In August 2009, when Jaycee Dugard, a woman kidnapped 18 years ago, was found, the media reported that she displayed symptoms of the psychological disorder known as Stockholm Syndrome, so named after a famous Swedish robbery in which hostages sympathized with their captors. Housed in a shed in her captor’s backyard, Dugard was repeatedly raped since she was eleven years old. But when investigators questioned her, Dugard reported that her captor was a “great person.”
Dugard’s case is only one of the many news stories that have received worldwide media attention. The public is fascinated by victims’ seemingly inexplicable positive responses after having suffered physical, emotional, and sexual abuse.
In her groundbreaking book, Loving to Survive: Sexual Terror, Men’s Violence, and Women’s Lives, Dr. Dee Graham, one of the earliest Stockholm Syndrome researchers, identified four characteristics that typify those suffering from the syndrome:
1. Perceived threat to survival, and belief that the captor is able to carry out the threat at any time.
2. A captor carries out a small act of kindness, and the captive perceives it as redemptive.
3. The captive is isolated for a significant amount of time, such that the victim can only see through the captor’s perspective.
4. Perceived impossibility of escape.
Shirley Julich, a professor at the Auckland University of Technology in New Zealand, focuses her research on child sexual abuse. In 2005, she wrote a comprehensive report analyzing interviews with 21 survivors of childhood sexual abuse. In her attempt to understand her interviewers’ initial reticence to report abuse, she turned to Graham’s research, concluding that Stockholm Syndrome was indeed a major culprit, in effect contradicting an earlier child sexual abuse study conducted by the Otago Women’s Health Survey.
Shirley Julich’s full report is available here.
To read a more in-depth description of Stockholm Syndrome symptoms, read Dr. Joseph Carver’s Mental Health Matters blog post .

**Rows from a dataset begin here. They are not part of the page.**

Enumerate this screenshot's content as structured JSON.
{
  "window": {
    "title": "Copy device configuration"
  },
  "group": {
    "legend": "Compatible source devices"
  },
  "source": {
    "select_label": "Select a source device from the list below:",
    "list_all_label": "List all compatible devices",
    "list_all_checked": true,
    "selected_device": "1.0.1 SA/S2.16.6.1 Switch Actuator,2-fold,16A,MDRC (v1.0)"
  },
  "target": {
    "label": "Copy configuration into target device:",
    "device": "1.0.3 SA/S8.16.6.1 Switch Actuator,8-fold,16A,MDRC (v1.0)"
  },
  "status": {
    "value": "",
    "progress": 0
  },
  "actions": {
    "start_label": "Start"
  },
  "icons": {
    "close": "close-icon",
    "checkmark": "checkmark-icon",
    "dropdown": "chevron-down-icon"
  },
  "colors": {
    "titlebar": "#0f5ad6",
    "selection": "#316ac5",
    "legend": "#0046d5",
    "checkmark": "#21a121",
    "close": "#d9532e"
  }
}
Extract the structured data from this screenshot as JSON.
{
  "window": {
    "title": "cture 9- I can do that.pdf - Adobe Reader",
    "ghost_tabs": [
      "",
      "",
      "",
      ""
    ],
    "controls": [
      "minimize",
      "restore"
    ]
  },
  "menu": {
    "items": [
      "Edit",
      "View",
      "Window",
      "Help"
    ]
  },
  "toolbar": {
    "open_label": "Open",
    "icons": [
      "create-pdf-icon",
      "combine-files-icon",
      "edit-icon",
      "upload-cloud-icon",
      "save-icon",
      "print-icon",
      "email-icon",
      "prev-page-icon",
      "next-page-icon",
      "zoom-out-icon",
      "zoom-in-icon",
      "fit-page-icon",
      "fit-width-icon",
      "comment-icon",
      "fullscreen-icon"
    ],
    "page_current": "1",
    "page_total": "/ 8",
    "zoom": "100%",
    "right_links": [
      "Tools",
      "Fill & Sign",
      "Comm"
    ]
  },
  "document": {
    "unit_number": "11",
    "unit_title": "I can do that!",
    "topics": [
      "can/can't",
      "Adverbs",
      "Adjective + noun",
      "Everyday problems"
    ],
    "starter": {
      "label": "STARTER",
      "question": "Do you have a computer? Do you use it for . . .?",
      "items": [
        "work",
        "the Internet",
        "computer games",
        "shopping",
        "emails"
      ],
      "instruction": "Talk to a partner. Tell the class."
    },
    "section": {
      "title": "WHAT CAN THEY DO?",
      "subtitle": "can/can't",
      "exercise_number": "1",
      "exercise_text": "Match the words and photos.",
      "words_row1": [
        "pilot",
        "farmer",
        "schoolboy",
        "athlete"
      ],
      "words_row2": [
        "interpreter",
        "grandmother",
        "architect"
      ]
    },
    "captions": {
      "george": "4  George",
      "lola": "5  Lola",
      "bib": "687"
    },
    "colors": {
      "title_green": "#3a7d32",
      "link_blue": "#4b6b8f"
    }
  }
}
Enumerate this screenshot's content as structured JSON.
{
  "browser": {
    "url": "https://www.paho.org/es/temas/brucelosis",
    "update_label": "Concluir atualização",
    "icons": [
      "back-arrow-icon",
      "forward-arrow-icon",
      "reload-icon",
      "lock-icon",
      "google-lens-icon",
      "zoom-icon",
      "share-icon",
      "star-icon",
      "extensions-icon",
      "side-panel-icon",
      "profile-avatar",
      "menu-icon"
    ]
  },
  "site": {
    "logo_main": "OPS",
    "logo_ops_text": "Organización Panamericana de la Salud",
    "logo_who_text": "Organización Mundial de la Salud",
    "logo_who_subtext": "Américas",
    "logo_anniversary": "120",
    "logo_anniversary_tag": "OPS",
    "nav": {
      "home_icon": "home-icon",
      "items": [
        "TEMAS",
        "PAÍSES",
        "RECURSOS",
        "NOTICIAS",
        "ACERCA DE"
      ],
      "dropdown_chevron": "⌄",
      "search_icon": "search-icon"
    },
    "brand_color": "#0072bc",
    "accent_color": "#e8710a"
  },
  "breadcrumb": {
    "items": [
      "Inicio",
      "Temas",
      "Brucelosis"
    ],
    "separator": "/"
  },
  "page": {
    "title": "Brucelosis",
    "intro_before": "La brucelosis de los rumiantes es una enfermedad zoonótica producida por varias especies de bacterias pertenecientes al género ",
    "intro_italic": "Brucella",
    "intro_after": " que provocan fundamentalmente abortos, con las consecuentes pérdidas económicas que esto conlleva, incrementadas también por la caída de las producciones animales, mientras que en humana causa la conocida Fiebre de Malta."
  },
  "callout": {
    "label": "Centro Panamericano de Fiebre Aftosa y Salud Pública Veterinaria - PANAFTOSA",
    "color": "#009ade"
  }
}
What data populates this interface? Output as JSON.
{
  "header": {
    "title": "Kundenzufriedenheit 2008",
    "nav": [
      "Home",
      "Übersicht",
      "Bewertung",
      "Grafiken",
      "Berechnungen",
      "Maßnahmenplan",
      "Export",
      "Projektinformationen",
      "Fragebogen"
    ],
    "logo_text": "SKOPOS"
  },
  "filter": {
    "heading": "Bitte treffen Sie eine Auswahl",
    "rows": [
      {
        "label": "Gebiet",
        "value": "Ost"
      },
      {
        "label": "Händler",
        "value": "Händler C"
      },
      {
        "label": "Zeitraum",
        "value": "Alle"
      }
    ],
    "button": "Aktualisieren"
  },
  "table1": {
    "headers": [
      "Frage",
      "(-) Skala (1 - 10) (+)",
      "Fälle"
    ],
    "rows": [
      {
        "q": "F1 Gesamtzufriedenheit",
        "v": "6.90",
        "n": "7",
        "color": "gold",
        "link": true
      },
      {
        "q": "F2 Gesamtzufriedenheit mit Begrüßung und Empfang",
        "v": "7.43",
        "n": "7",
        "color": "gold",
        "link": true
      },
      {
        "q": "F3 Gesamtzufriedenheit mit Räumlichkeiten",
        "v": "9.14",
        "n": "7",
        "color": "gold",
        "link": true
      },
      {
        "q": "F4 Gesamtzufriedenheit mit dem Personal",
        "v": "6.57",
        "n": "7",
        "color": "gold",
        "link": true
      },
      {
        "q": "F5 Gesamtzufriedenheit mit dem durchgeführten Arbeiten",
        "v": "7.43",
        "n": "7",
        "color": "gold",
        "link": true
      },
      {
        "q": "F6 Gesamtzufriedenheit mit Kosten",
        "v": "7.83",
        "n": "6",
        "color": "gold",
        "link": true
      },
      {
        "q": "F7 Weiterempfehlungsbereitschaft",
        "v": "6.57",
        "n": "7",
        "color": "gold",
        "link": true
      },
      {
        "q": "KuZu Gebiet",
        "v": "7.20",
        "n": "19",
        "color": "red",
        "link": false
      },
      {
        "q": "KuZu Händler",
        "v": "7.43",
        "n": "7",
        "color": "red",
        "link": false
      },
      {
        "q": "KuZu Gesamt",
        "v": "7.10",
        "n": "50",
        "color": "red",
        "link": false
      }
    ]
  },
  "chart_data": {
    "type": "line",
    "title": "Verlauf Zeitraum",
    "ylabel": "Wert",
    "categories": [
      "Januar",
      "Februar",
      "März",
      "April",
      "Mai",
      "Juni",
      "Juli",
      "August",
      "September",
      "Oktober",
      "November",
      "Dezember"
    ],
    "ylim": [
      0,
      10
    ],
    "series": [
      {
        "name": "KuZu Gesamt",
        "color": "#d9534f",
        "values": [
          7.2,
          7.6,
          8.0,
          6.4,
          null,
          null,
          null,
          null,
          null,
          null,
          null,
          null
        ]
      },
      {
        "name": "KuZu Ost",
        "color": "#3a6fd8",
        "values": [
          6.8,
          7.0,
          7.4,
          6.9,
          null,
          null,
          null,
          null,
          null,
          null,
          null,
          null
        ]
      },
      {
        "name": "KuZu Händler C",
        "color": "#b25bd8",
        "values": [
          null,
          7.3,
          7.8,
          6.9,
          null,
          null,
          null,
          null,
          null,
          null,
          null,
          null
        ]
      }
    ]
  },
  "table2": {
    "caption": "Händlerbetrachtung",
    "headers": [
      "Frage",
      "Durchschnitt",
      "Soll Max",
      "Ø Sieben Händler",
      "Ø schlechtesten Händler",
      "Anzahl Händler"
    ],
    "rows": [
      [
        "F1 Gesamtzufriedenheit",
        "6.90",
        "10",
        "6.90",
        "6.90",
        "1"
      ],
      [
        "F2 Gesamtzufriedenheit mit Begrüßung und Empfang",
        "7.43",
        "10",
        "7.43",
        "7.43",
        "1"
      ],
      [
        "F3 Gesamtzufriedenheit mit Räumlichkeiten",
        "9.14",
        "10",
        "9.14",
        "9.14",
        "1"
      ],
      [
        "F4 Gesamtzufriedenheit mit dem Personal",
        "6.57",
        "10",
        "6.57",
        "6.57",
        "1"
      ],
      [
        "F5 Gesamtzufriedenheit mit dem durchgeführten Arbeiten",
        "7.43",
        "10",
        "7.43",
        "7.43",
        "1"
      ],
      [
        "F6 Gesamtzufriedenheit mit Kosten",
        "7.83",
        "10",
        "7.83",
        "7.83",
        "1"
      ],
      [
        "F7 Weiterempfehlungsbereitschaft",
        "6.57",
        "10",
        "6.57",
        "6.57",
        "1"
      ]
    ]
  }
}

To get a brief history of major news stories featuring victims suffering from Stockholm Syndrome, read this recent Time magazine article.